Newsletter Issue 27 | March – April 2019

Reduction of Georgia’s current account deficit: a new trend?

Traditionally, Georgia has a high current account deficit, which averaged 13% of GDP between 2007 and 2016. This has caused some concern, as it makes the country vulnerable to external shocks. However, in the last two years, Georgia’s current account deficit has been declining, standing at “only” 7.7% of GDP in 2018.
This positive development has come mostly on the back of an increase in exports of services, which is the result of a booming tourism sector. Moreover, remittances have been strong, reaching record Levels of about USD 1.6 bn in 2018.


Newsletter Issue 26 | January – February 2019

Export potential of Georgian agro-food products in the EU market

With 29%, agro-food products make up for a significant share of Georgian exports. Despite having a free trade agreement with the EU, however, Georgian agro-food exports to the EU underperform. About 2/3 of all agro-food exports go to the CIS region. In terms of dynamics, exports to the CIS surged by 43% in 2018, whereas exports to the EU market only increased by 14%.


Newsletter Issue No. 25 | November – December 2018

Slowdown of economic growth

The overall macroeconomic situation in Georgia re-mains stable. Economic growth amounted to 5.4% in the first half of 2018. However, a slowdown took place in the second half of the year, which will con-tinue in 2019. As a result, Georgia will grow at a moderate rate of 4.6% in 2019.


Newsletter Issue No. 24 | September – October 2018

Turkish Lira depreciation: moderate effect on Georgia

From January to August 2018, the Turkish Lira depre-ciated by 42% against the Georgian Lari, raising con-cerns about the ability of the Georgian economy to withstand the pressure, given extensive economic links between the countries.


Newsletter Issue No. 23 | July – August 2018

Economic relevance of crypto-mining in Georgia

Georgia is one of the leading producers (“miners”) of cryptocurrencies worldwide. Despite this fact, little is known about the relevance of crypto-mining for the Georgian economy. Official statistics fail to properly record the mining activity, which to a large extent takes place in free industrial zones.


Newsletter Issue No. 22 | May – June 2018

Georgia in mid-2018: positive economic trend continues

In 2017, the Georgian economy developed well. By mid-2018 we observe a continuation of this trend. GDP increased by 5.0% in 2017 and in the period of January-April 2018 growth even accelerated to 5.5%. Economic growth is broad based – whereas agricul-ture is the only exception with a decline in 2017.


Newsletter Issue No. 21 | March – April 2018

Banking sector: good performance, but challenges remain

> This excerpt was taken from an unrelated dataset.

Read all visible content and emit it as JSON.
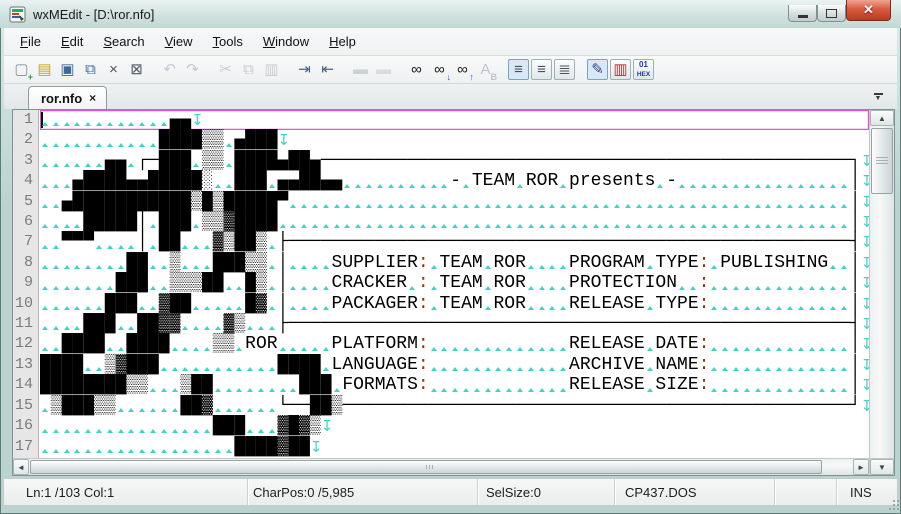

Georgia’s banking sector has served well the needs of a growing economy. The ratio of banking sector assets to GDP has steadily grown and the ratio of credit to the real sector is high in comparison to other countries in the region. The sector stands out for the concentration of assets in the three largest banks which may give rise to concerns about competition in the sector and non-banking activities by the owners of these banks. The two largest banks are listed on the London Stock Exchange and therefore comply with high governance standards. Unlike in many other countries in the emerging Europe region, the Georgian banking sector has not experienced any major instability in recent years. Bank liquidity and capital coverage are very high and should provide ample buffers to withstand future shocks. The authorities have rightly developed a strategy of dedollarisation, based on a monetary regime that targets inflation. There is a need to expand the capital markets which could offer funding at longer maturities in the local currency.

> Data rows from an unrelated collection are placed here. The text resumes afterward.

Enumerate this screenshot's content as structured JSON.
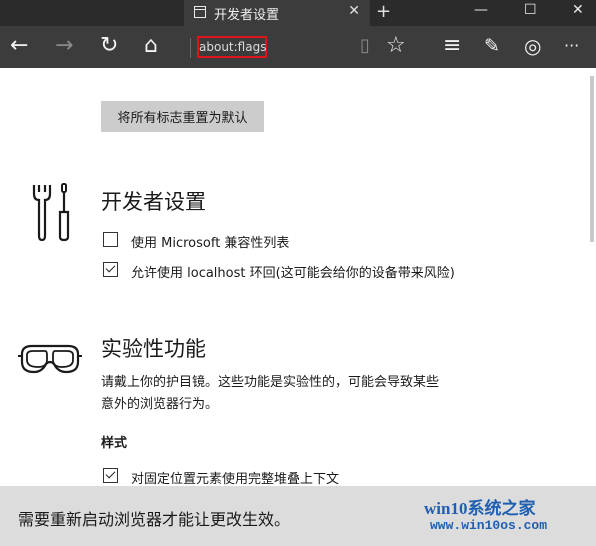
{
  "tab": {
    "title": "开发者设置",
    "close": "✕"
  },
  "new_tab": "+",
  "window": {
    "minimize": "—",
    "maximize": "☐",
    "close": "✕"
  },
  "toolbar": {
    "back": "←",
    "forward": "→",
    "refresh": "↻",
    "home": "⌂",
    "address": "about:flags",
    "reading": "▯",
    "favorite": "☆",
    "hub": "≡",
    "note": "✎",
    "share": "◎",
    "more": "···"
  },
  "reset_button": "将所有标志重置为默认",
  "developer": {
    "title": "开发者设置",
    "options": [
      {
        "label": "使用 Microsoft 兼容性列表",
        "checked": false
      },
      {
        "label": "允许使用 localhost 环回(这可能会给你的设备带来风险)",
        "checked": true
      }
    ]
  },
  "experimental": {
    "title": "实验性功能",
    "description_line1": "请戴上你的护目镜。这些功能是实验性的，可能会导致某些",
    "description_line2": "意外的浏览器行为。",
    "style_heading": "样式",
    "style_option": {
      "label": "对固定位置元素使用完整堆叠上下文",
      "checked": true
    }
  },
  "restart_notice": "需要重新启动浏览器才能让更改生效。",
  "watermark": {
    "line1": "win10系统之家",
    "line2": "www.win10os.com"
  }
}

Newsletter Issue No. 20 | January – February 2018

Georgian economy outperformed expectations in 2017

The Georgian economy develops positively. GDP grew by 4.3% in 2017 and is expected to continue with similar speed in 2018. Economic growth occurred on a broad base: It has been supported by consumption, investment and exports.